For one thing, capital grew much less scarce. Stock and real estate bubbles throughout the 20th and early 21st centuries, the current wave of “stock buybacks,” and the related wave of “taking firms private” have all made plain. For another thing, public revenue became more reliable. And finally, because of the first two developments, corporate chartering itself changed.

As “private” investors became less necessary for the financing of public infrastructure, states began competing with one another for the “franchise tax” revenue that comes by charging a fee for granting corporate charters. This competition took the form of lenient conditions’ being placed on the granting of corporate charters, along with more “manager-friendly,” “small shareholder-unfriendly” bodies of corporate.

The chartering competition, which remains underway, amounts to an arms race, a classic collective action problem, that no state can exit save by “unilateral disarmament.” This is why the race is now called a “race to the bottom.” The bottom is a legal landscape in which nearly all states have unconditional, “general incorporation” statutes, and few states encourage shareholder or stakeholder “activism” of any kind.

The products of this “free incorporation” environment are disturbing. High-powered executives often run firms more for their own benefit than for the benefit of small shareholders, let alone other stakeholders and surrounding communities.

Unaccountable firms impose massive inefficiencies upon the public thanks to the negative externalities actively encouraged by the limited liability regime. All the while, incorporated firms amass more and more capital from fewer and fewer ultra-wealthy interests, growing too large for states to monitor.

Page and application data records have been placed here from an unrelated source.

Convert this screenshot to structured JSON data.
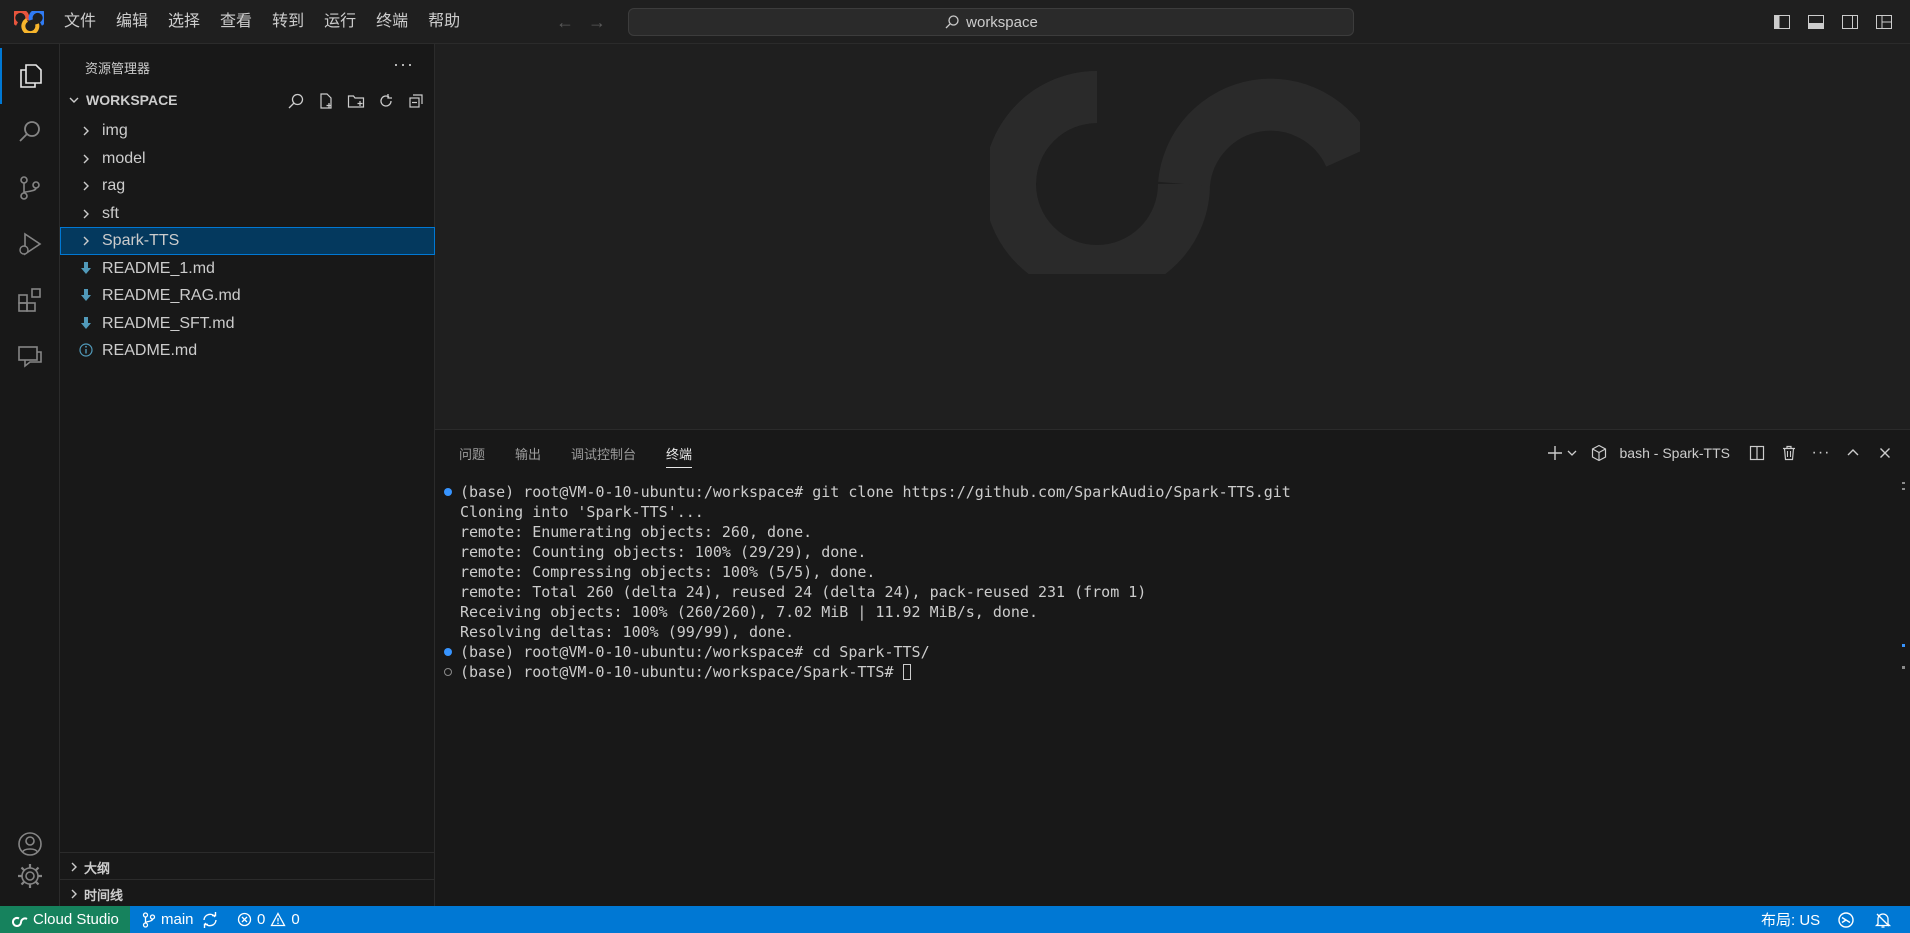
{
  "titlebar": {
    "menu": [
      "文件",
      "编辑",
      "选择",
      "查看",
      "转到",
      "运行",
      "终端",
      "帮助"
    ],
    "search_text": "workspace"
  },
  "sidebar": {
    "title": "资源管理器",
    "workspace_title": "WORKSPACE",
    "tree": [
      {
        "label": "img",
        "type": "folder"
      },
      {
        "label": "model",
        "type": "folder"
      },
      {
        "label": "rag",
        "type": "folder"
      },
      {
        "label": "sft",
        "type": "folder"
      },
      {
        "label": "Spark-TTS",
        "type": "folder",
        "selected": true
      },
      {
        "label": "README_1.md",
        "type": "markdown"
      },
      {
        "label": "README_RAG.md",
        "type": "markdown"
      },
      {
        "label": "README_SFT.md",
        "type": "markdown"
      },
      {
        "label": "README.md",
        "type": "info"
      }
    ],
    "outline": "大纲",
    "timeline": "时间线"
  },
  "panel": {
    "tabs": [
      "问题",
      "输出",
      "调试控制台",
      "终端"
    ],
    "active_tab": "终端",
    "terminal_name": "bash - Spark-TTS",
    "lines": [
      {
        "text": "(base) root@VM-0-10-ubuntu:/workspace# git clone https://github.com/SparkAudio/Spark-TTS.git",
        "marker": "blue"
      },
      {
        "text": "Cloning into 'Spark-TTS'...",
        "marker": "none"
      },
      {
        "text": "remote: Enumerating objects: 260, done.",
        "marker": "none"
      },
      {
        "text": "remote: Counting objects: 100% (29/29), done.",
        "marker": "none"
      },
      {
        "text": "remote: Compressing objects: 100% (5/5), done.",
        "marker": "none"
      },
      {
        "text": "remote: Total 260 (delta 24), reused 24 (delta 24), pack-reused 231 (from 1)",
        "marker": "none"
      },
      {
        "text": "Receiving objects: 100% (260/260), 7.02 MiB | 11.92 MiB/s, done.",
        "marker": "none"
      },
      {
        "text": "Resolving deltas: 100% (99/99), done.",
        "marker": "none"
      },
      {
        "text": "(base) root@VM-0-10-ubuntu:/workspace# cd Spark-TTS/",
        "marker": "blue"
      },
      {
        "text": "(base) root@VM-0-10-ubuntu:/workspace/Spark-TTS# ",
        "marker": "hollow",
        "cursor": true
      }
    ]
  },
  "statusbar": {
    "remote": "Cloud Studio",
    "branch": "main",
    "errors": "0",
    "warnings": "0",
    "layout": "布局: US"
  },
  "colors": {
    "accent": "#0078d4",
    "remote_bg": "#16825d",
    "markdown_icon": "#519aba"
  }
}
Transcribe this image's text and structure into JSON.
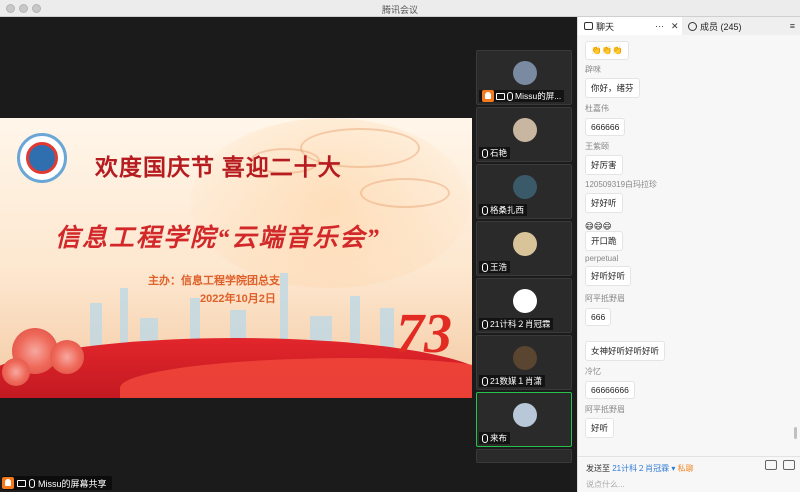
{
  "window": {
    "title": "腾讯会议"
  },
  "slide": {
    "title": "欢度国庆节  喜迎二十大",
    "subtitle": "信息工程学院“云端音乐会”",
    "host": "主办：信息工程学院团总支",
    "date": "2022年10月2日",
    "badge": "73"
  },
  "sharer": {
    "label": "Missu的屏幕共享"
  },
  "tiles": [
    {
      "name": "Missu的屏...",
      "active": false,
      "avatar_color": "#7a8aa0"
    },
    {
      "name": "石艳",
      "active": false,
      "avatar_color": "#c9b6a0"
    },
    {
      "name": "格桑扎西",
      "active": false,
      "avatar_color": "#3a5a6a"
    },
    {
      "name": "王浩",
      "active": false,
      "avatar_color": "#d9c49a"
    },
    {
      "name": "21计科２肖冠霖",
      "active": false,
      "avatar_color": "#111111"
    },
    {
      "name": "21数媒１肖潇",
      "active": false,
      "avatar_color": "#5a4630"
    },
    {
      "name": "来布",
      "active": true,
      "avatar_color": "#b8c8d8"
    }
  ],
  "panel": {
    "chat_tab": "聊天",
    "members_tab": "成员 (245)",
    "more": "···",
    "close": "✕",
    "menu": "≡"
  },
  "messages": [
    {
      "who": "",
      "text": "👏👏👏"
    },
    {
      "who": "辟咪",
      "text": "你好，绪芬"
    },
    {
      "who": "杜嘉伟",
      "text": "666666"
    },
    {
      "who": "王紫颐",
      "text": "好厉害"
    },
    {
      "who": "120509319白玛拉珍",
      "text": "好好听"
    },
    {
      "who": "",
      "text": "😄😄😄"
    },
    {
      "who": "",
      "text": "开口跪"
    },
    {
      "who": "perpetual",
      "text": "好听好听"
    },
    {
      "who": "阿平抵野眉",
      "text": "666"
    },
    {
      "who": "",
      "text": "女神好听好听好听"
    },
    {
      "who": "冷忆",
      "text": "66666666"
    },
    {
      "who": "阿平抵野眉",
      "text": "好听"
    }
  ],
  "footer": {
    "send_to": "发送至",
    "recipient": "21计科２肖冠霖",
    "private": "私聊",
    "placeholder": "说点什么..."
  }
}
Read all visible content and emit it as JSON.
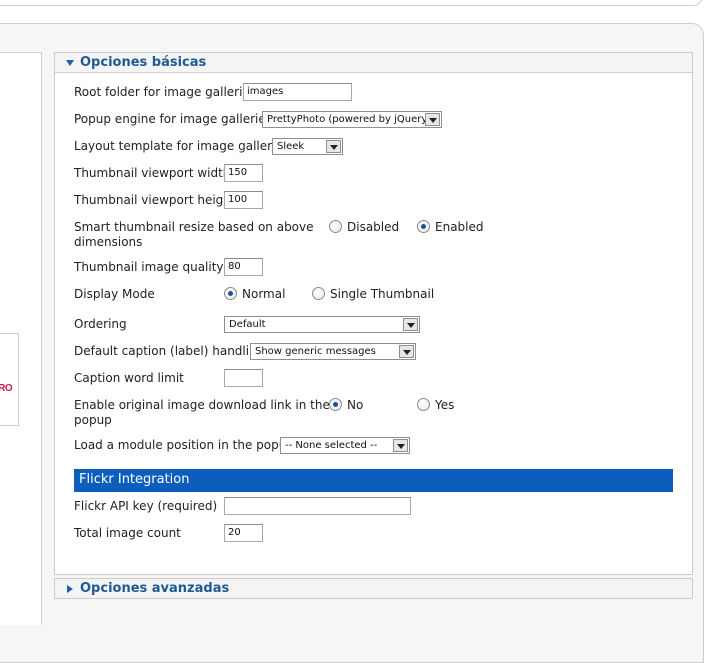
{
  "basic_section": {
    "title": "Opciones básicas",
    "fields": {
      "root_folder": {
        "label": "Root folder for image galleries",
        "value": "images"
      },
      "popup_engine": {
        "label": "Popup engine for image galleries",
        "selected": "PrettyPhoto (powered by jQuery)"
      },
      "layout_template": {
        "label": "Layout template for image galleries",
        "selected": "Sleek"
      },
      "thumb_width": {
        "label": "Thumbnail viewport width",
        "value": "150"
      },
      "thumb_height": {
        "label": "Thumbnail viewport height",
        "value": "100"
      },
      "smart_resize": {
        "label": "Smart thumbnail resize based on above dimensions",
        "label_line1": "Smart thumbnail resize based on above",
        "label_line2": "dimensions",
        "option1": "Disabled",
        "option2": "Enabled",
        "selected": "Enabled"
      },
      "thumb_quality": {
        "label": "Thumbnail image quality",
        "value": "80"
      },
      "display_mode": {
        "label": "Display Mode",
        "option1": "Normal",
        "option2": "Single Thumbnail",
        "selected": "Normal"
      },
      "ordering": {
        "label": "Ordering",
        "selected": "Default"
      },
      "caption_handling": {
        "label": "Default caption (label) handling",
        "selected": "Show generic messages"
      },
      "caption_limit": {
        "label": "Caption word limit",
        "value": ""
      },
      "download_link": {
        "label": "Enable original image download link in the popup",
        "label_line1": "Enable original image download link in the",
        "label_line2": "popup",
        "option1": "No",
        "option2": "Yes",
        "selected": "No"
      },
      "module_position": {
        "label": "Load a module position in the popup",
        "selected": "-- None selected --"
      }
    }
  },
  "flickr": {
    "title": "Flickr Integration",
    "api_key": {
      "label": "Flickr API key (required)",
      "value": ""
    },
    "image_count": {
      "label": "Total image count",
      "value": "20"
    }
  },
  "advanced_section": {
    "title": "Opciones avanzadas"
  },
  "left_panel": {
    "fragment_text": "PRO"
  },
  "colors": {
    "accent": "#1e5a93",
    "flickr_bar": "#0d5ebc",
    "radio_dot": "#1c4f9c"
  }
}
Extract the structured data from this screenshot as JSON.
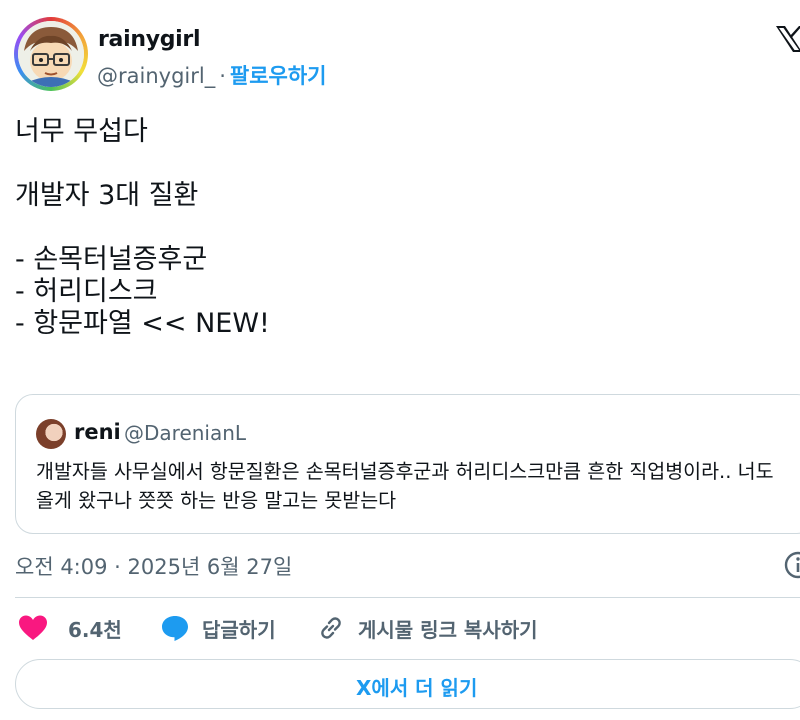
{
  "author": {
    "name": "rainygirl",
    "handle": "@rainygirl_",
    "separator": "·",
    "follow_label": "팔로우하기"
  },
  "tweet": {
    "text": "너무 무섭다\n\n개발자 3대 질환\n\n- 손목터널증후군\n- 허리디스크\n- 항문파열 << NEW!"
  },
  "quote": {
    "name": "reni",
    "handle": "@DarenianL",
    "text": "개발자들 사무실에서 항문질환은 손목터널증후군과 허리디스크만큼 흔한 직업병이라.. 너도 올게 왔구나 쯧쯧 하는 반응 말고는 못받는다"
  },
  "timestamp": "오전 4:09 · 2025년 6월 27일",
  "actions": {
    "like_count": "6.4천",
    "reply_label": "답글하기",
    "copy_link_label": "게시물 링크 복사하기"
  },
  "read_more_label": "X에서 더 읽기",
  "icons": [
    "x-logo-icon",
    "info-icon",
    "heart-icon",
    "speech-bubble-icon",
    "link-icon"
  ],
  "colors": {
    "accent": "#1d9bf0",
    "like": "#f91880",
    "muted_text": "#536471",
    "border": "#cfd9de"
  }
}
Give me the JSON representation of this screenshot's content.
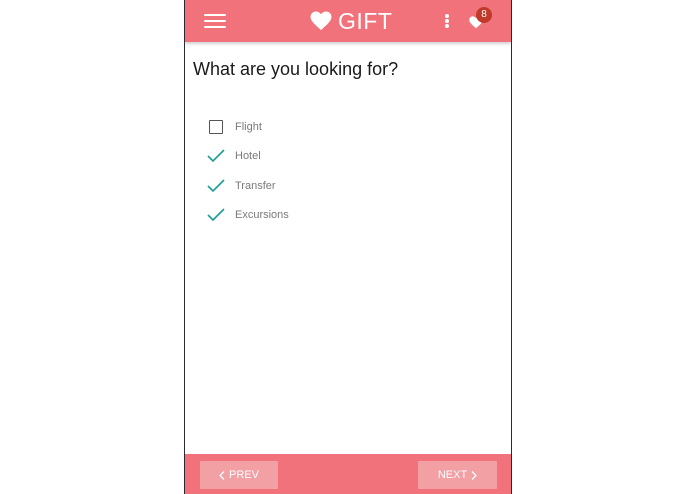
{
  "header": {
    "brand": "GIFT",
    "favorites_count": "8",
    "icons": {
      "menu": "hamburger-menu-icon",
      "logo": "heart-icon",
      "more": "vertical-dots-icon",
      "favorites": "heart-icon"
    }
  },
  "question": {
    "title": "What are you looking for?"
  },
  "options": [
    {
      "label": "Flight",
      "checked": false
    },
    {
      "label": "Hotel",
      "checked": true
    },
    {
      "label": "Transfer",
      "checked": true
    },
    {
      "label": "Excursions",
      "checked": true
    }
  ],
  "footer": {
    "prev_label": "PREV",
    "next_label": "NEXT"
  },
  "colors": {
    "primary": "#f1727a",
    "button": "#f3a0a5",
    "check": "#1a9e96",
    "badge": "#c0392b"
  }
}
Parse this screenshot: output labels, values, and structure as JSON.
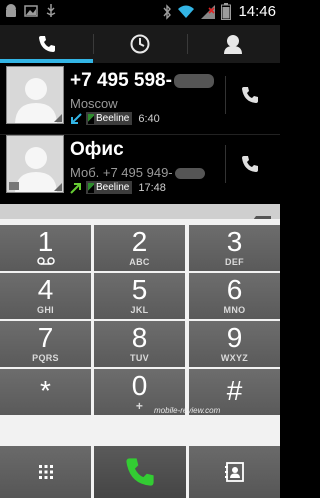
{
  "status_bar": {
    "time": "14:46",
    "left_icons": [
      "android-icon",
      "image-icon",
      "usb-icon"
    ],
    "right_icons": [
      "bluetooth-icon",
      "wifi-icon",
      "signal-icon",
      "battery-icon"
    ]
  },
  "tabs": [
    {
      "name": "phone",
      "icon": "phone-icon",
      "active": true
    },
    {
      "name": "history",
      "icon": "clock-icon",
      "active": false
    },
    {
      "name": "contacts",
      "icon": "person-icon",
      "active": false
    }
  ],
  "call_log": [
    {
      "name": "+7 495 598-",
      "subtitle": "Moscow",
      "direction": "incoming",
      "sim": "Beeline",
      "time": "6:40"
    },
    {
      "name": "Офис",
      "subtitle": "Моб. +7 495 949-",
      "direction": "outgoing",
      "sim": "Beeline",
      "time": "17:48"
    }
  ],
  "keys": [
    {
      "digit": "1",
      "letters": ""
    },
    {
      "digit": "2",
      "letters": "ABC"
    },
    {
      "digit": "3",
      "letters": "DEF"
    },
    {
      "digit": "4",
      "letters": "GHI"
    },
    {
      "digit": "5",
      "letters": "JKL"
    },
    {
      "digit": "6",
      "letters": "MNO"
    },
    {
      "digit": "7",
      "letters": "PQRS"
    },
    {
      "digit": "8",
      "letters": "TUV"
    },
    {
      "digit": "9",
      "letters": "WXYZ"
    },
    {
      "digit": "*",
      "letters": ""
    },
    {
      "digit": "0",
      "letters": "+"
    },
    {
      "digit": "#",
      "letters": ""
    }
  ],
  "watermark": "mobile-review.com",
  "colors": {
    "accent": "#33b5e5",
    "call_green": "#33cc33",
    "incoming_arrow": "#33b5e5",
    "outgoing_arrow": "#66cc33"
  }
}
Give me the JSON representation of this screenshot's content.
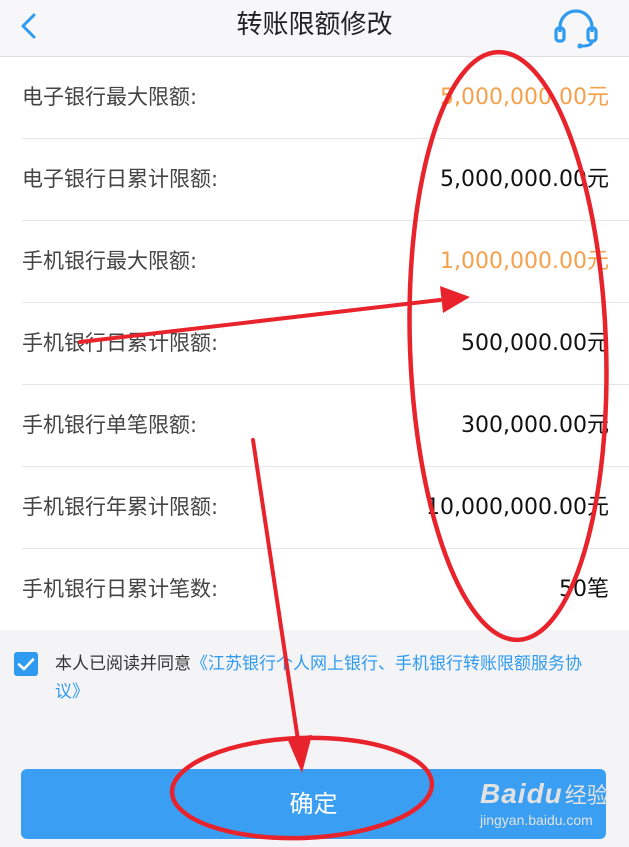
{
  "header": {
    "title": "转账限额修改",
    "back_icon": "back-icon",
    "service_icon": "customer-service-headset-icon"
  },
  "limits": [
    {
      "label": "电子银行最大限额:",
      "value": "5,000,000.00元",
      "highlight": true
    },
    {
      "label": "电子银行日累计限额:",
      "value": "5,000,000.00元",
      "highlight": false
    },
    {
      "label": "手机银行最大限额:",
      "value": "1,000,000.00元",
      "highlight": true
    },
    {
      "label": "手机银行日累计限额:",
      "value": "500,000.00元",
      "highlight": false
    },
    {
      "label": "手机银行单笔限额:",
      "value": "300,000.00元",
      "highlight": false
    },
    {
      "label": "手机银行年累计限额:",
      "value": "10,000,000.00元",
      "highlight": false
    },
    {
      "label": "手机银行日累计笔数:",
      "value": "50笔",
      "highlight": false
    }
  ],
  "agreement": {
    "checked": true,
    "text": "本人已阅读并同意",
    "link": "《江苏银行个人网上银行、手机银行转账限额服务协议》"
  },
  "confirm_label": "确定",
  "watermark": {
    "logo": "Baidu",
    "cn": "经验",
    "url": "jingyan.baidu.com"
  },
  "colors": {
    "accent": "#2f9bf0",
    "highlight_value": "#f5a04a",
    "annotation": "#e8232b"
  }
}
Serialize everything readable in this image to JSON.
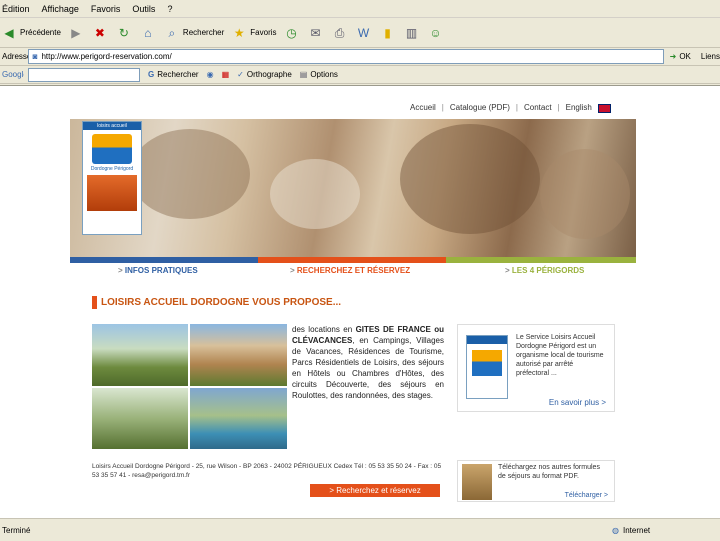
{
  "menu": [
    "Édition",
    "Affichage",
    "Favoris",
    "Outils",
    "?"
  ],
  "toolbar": {
    "back": "Précédente",
    "search": "Rechercher",
    "favorites": "Favoris"
  },
  "address": {
    "label": "Adresse",
    "url": "http://www.perigord-reservation.com/",
    "go": "OK",
    "links": "Liens"
  },
  "google": {
    "label": "Google",
    "search": "Rechercher",
    "spell": "Orthographe",
    "options": "Options"
  },
  "page": {
    "topnav": [
      "Accueil",
      "Catalogue (PDF)",
      "Contact",
      "English"
    ],
    "logo_top": "loisirs accueil",
    "logo_bottom": "Dordogne Périgord",
    "tabs": [
      "INFOS PRATIQUES",
      "RECHERCHEZ ET RÉSERVEZ",
      "LES 4 PÉRIGORDS"
    ],
    "heading": "LOISIRS ACCUEIL DORDOGNE VOUS PROPOSE...",
    "desc_1": "des locations en ",
    "desc_bold": "GITES DE FRANCE ou CLÉVACANCES",
    "desc_2": ", en Campings, Villages de Vacances, Résidences de Tourisme, Parcs Résidentiels de Loisirs, des séjours en Hôtels ou Chambres d'Hôtes, des circuits Découverte, des séjours en Roulottes, des randonnées, des stages.",
    "side1_text": "Le Service Loisirs Accueil Dordogne Périgord est un organisme local de tourisme autorisé par arrêté préfectoral ...",
    "side1_more": "En savoir plus >",
    "footline": "Loisirs Accueil Dordogne Périgord - 25, rue Wilson - BP 2063 - 24002 PÉRIGUEUX Cedex Tél : 05 53 35 50 24 - Fax : 05 53 35 57 41 - resa@perigord.tm.fr",
    "cta": "> Recherchez et réservez",
    "side2_text": "Téléchargez nos autres formules de séjours au format PDF.",
    "side2_dl": "Télécharger >"
  },
  "status": {
    "left": "Terminé",
    "zone": "Internet"
  }
}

The states are too small, too “divided and conquered” to solve these collective action problems. Only their and the public’s authorized collective agent — our federal government — is large and central enough to enable our states to address these challenges and restore the great American tradition of conditioning publicly conferred corporate privilege upon the fulfillment of public purposes.

Enter Warren’s Accountable Capitalism Act. While some, including myself, would like to go further than the act does, many will agree that this legislation takes critical first steps toward realigning our regime of incorporation with its original purposes. Here is how.

First, by recognizing a new category of very large American corporations called “United States corporations,” which must obtain a federal charter that obligates company directors to consider the interests of all corporate stakeholders, not just mega-shareholders, in their decision-making. This approach derives from the (currently only optional) benefit corporation model adopted by 33 states.

Second, by requiring worker representation on the boards of United States corporations: Every such corporation must ensure that no fewer than 40 percent of its directors are selected by the corporation’s employees. Germany has a similar requirement for large corporations and has seen robust economic growth and wage improvements for decades.

Third, by imposing restrictions on the sale of company shares by directors and officers of United States corporations — to ensure that decision-makers focus on the long-term interests of all corporate stakeholders rather than on enriching themselves on the basis of short-term gains in their companies’ share prices.

Fourth, by requiring United states corporations to obtain shareholder and board approval for, and publicly to disclose, all political spending — in keeping with a proposal from John Bogle, founder of Vanguard Group.

Lastly, by establishing a process for revoking United States corporations’ charters when they engage in repeated misconduct.

These features will enable state and federal cooperation in taming the nation’s largest incorporated firms, bringing their operations more into line with the original purpose of the corporate form. They will also begin the process of restoring the uniquely pragmatic, quintessentially American mode of partnering the public and private sectors in delivering broadly inclusive, sustainable prosperity to our citizenry.

Let us restore that original contract.

Robert Hockett is the Edward Cornell Professor of Law and professor of public policy at Cornell University, senior counsel at Westwood Capital, and a fellow of the Century Foundation.